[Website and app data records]
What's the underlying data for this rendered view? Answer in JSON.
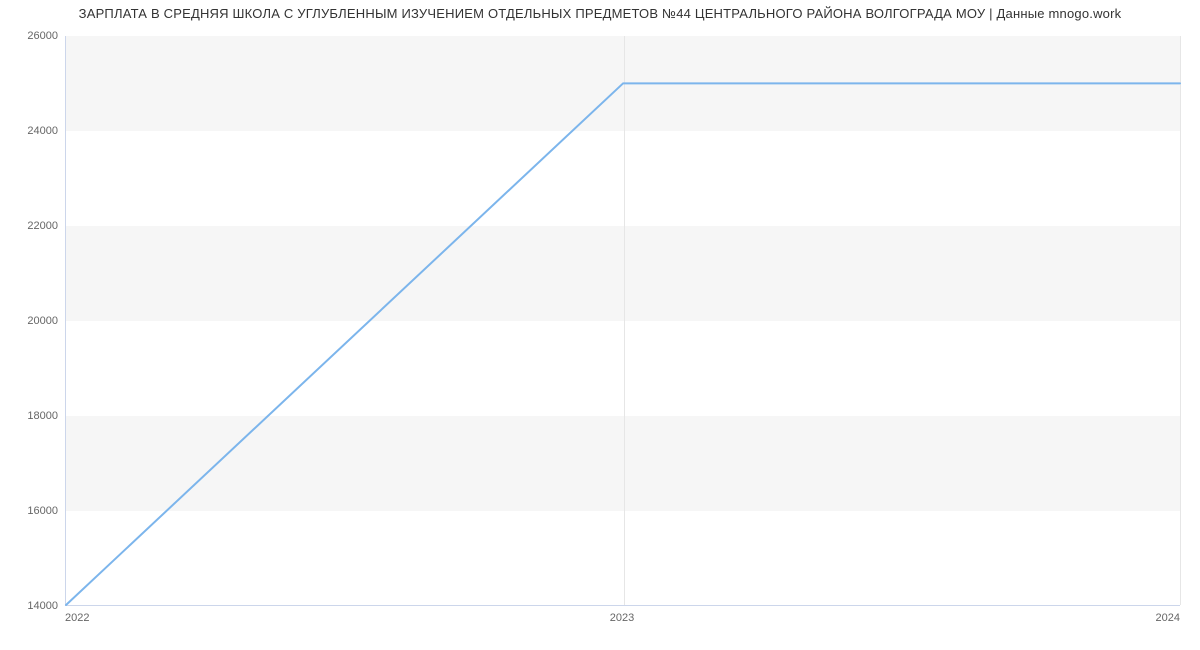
{
  "chart_data": {
    "type": "line",
    "title": "ЗАРПЛАТА В СРЕДНЯЯ ШКОЛА С УГЛУБЛЕННЫМ ИЗУЧЕНИЕМ ОТДЕЛЬНЫХ ПРЕДМЕТОВ №44 ЦЕНТРАЛЬНОГО РАЙОНА ВОЛГОГРАДА МОУ | Данные mnogo.work",
    "x": [
      2022,
      2023,
      2024
    ],
    "values": [
      14000,
      25000,
      25000
    ],
    "xlabel": "",
    "ylabel": "",
    "ylim": [
      14000,
      26000
    ],
    "yticks": [
      14000,
      16000,
      18000,
      20000,
      22000,
      24000,
      26000
    ],
    "xticks": [
      2022,
      2023,
      2024
    ],
    "line_color": "#7cb5ec"
  }
}
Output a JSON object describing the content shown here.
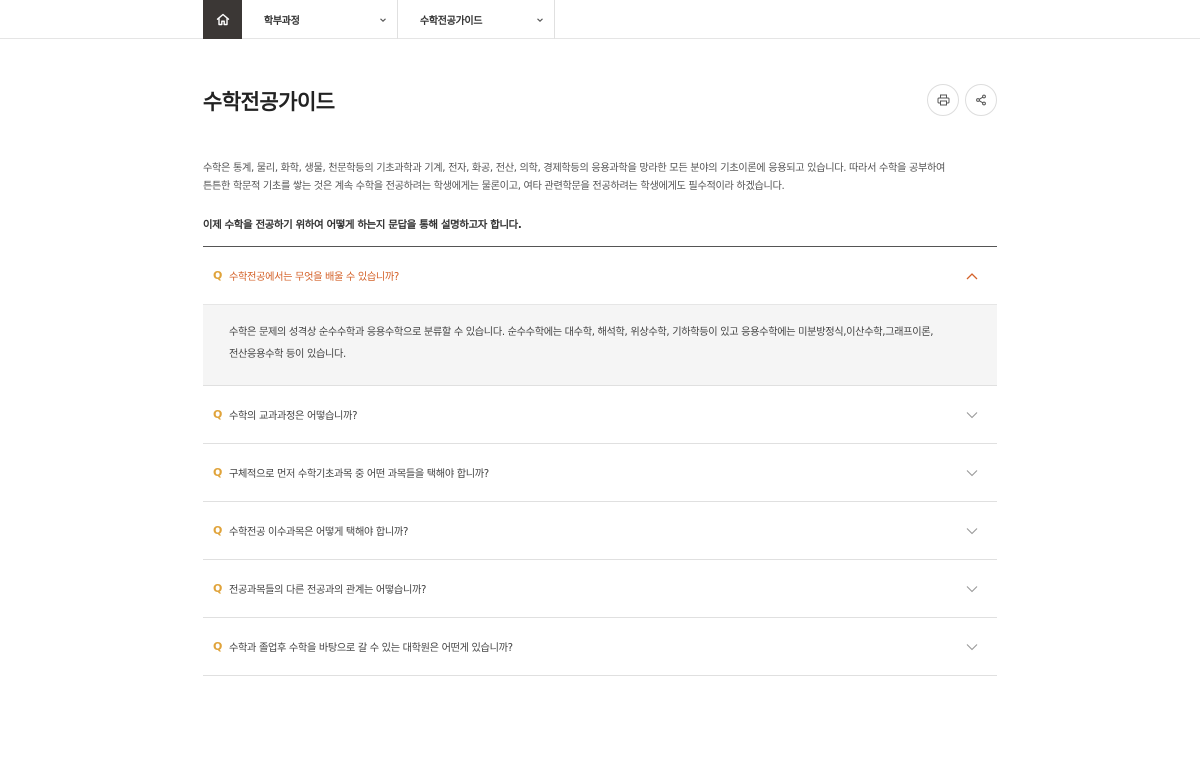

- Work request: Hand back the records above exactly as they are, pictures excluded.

- Response:
What's the underlying data for this rendered view? Answer in JSON.
{
  "chart_data": {
    "type": "line",
    "title": "ЗАРПЛАТА В СРЕДНЯЯ ШКОЛА С УГЛУБЛЕННЫМ ИЗУЧЕНИЕМ ОТДЕЛЬНЫХ ПРЕДМЕТОВ №44 ЦЕНТРАЛЬНОГО РАЙОНА ВОЛГОГРАДА МОУ | Данные mnogo.work",
    "x": [
      2022,
      2023,
      2024
    ],
    "values": [
      14000,
      25000,
      25000
    ],
    "xlabel": "",
    "ylabel": "",
    "ylim": [
      14000,
      26000
    ],
    "yticks": [
      14000,
      16000,
      18000,
      20000,
      22000,
      24000,
      26000
    ],
    "xticks": [
      2022,
      2023,
      2024
    ],
    "line_color": "#7cb5ec"
  }
}
Output a JSON object describing the content shown here.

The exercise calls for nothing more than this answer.